Introduction: Most of deaths caused by fires result from the impact of toxic gases on the human body. Gaseous combustion products, such as, carbon monoxide and hydrogen cyanide, are the major components of lethal toxins. The combustion products also include other asphyxiant or irritant gases. Their action in the respiratory system, in contrast to carbon monoxide, consists mainly in causing difficulty of breathing as a result of the produced mucus. And their eye-irritating effect makes it difficult to escape from the place of the fire given the limited visibility caused by smoke. Due to the above, there is a need for detailed research on the toxicity of combustion products of specific construction materials and products that are commonly used in architecture and construction. The materials and construction products in question include electric cables, whose external coatings often contain a whole range of polymers and other plastics. Each fire is characterised by specific stages of development. The first of them will almost always be a slow thermal breakdown. The temperature at which the material is subjected to thermal decomposition is also important for the type and amount of chemicals released.

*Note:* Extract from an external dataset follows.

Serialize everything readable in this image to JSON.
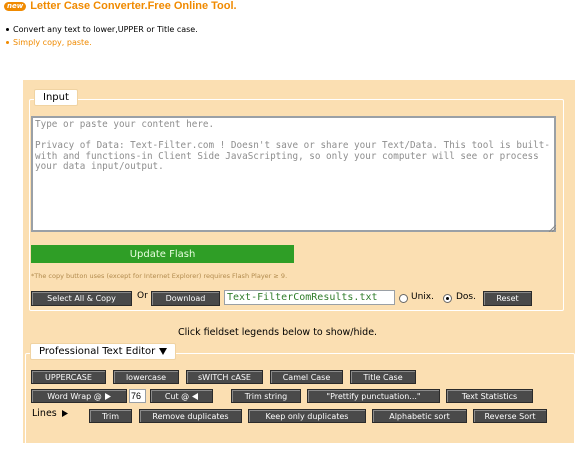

Methodology: The paper was prepared on the basis of the state of the art taken from the available literature and research results on determination methods of toxic combustion products in particular during indoor fire development.
Conclusions: A large number of known irritant chemicals have been found in the fire environment. Irritant chemicals are formed during the pyrolysis and oxidation of materials, and the combustion products of various materials are often very similar. For many organic materials, and especially for simple hydrocarbon polymers, such as polypropylene or polyethylene, the main pyrolysis products consisting of various hydrocarbon fragments are harmless. Polypropylene pyrolysis products include ethylene, ethane, propene, cyclopropane, formaldehyde, butane, acetaldehyde, toluene and styrene are formed, which do not affect primates. When products are oxidised during flameless decomposition in the air, some of them are transformed into very irritating products. Such an atmosphere proved strongly irritating to mice and primates. In addition to toxic fire gases, the loss of basic vital functions in humans during a fire can also be caused by smoke. It not only limits visibility, but also contains fragmented matter, which is small enough to pose a threat to the respiratory system. The particle size distribution depends on the material, temperature and stage of the fire. The typical size of spherical droplets for smoldering is 1 μm, while irregular soot particles are considerably larger, harder to identify and heavily dependent on the measurement and sampling methods.
Keywords: fire toxicity, combustion products, fire effluents
Type of article: review article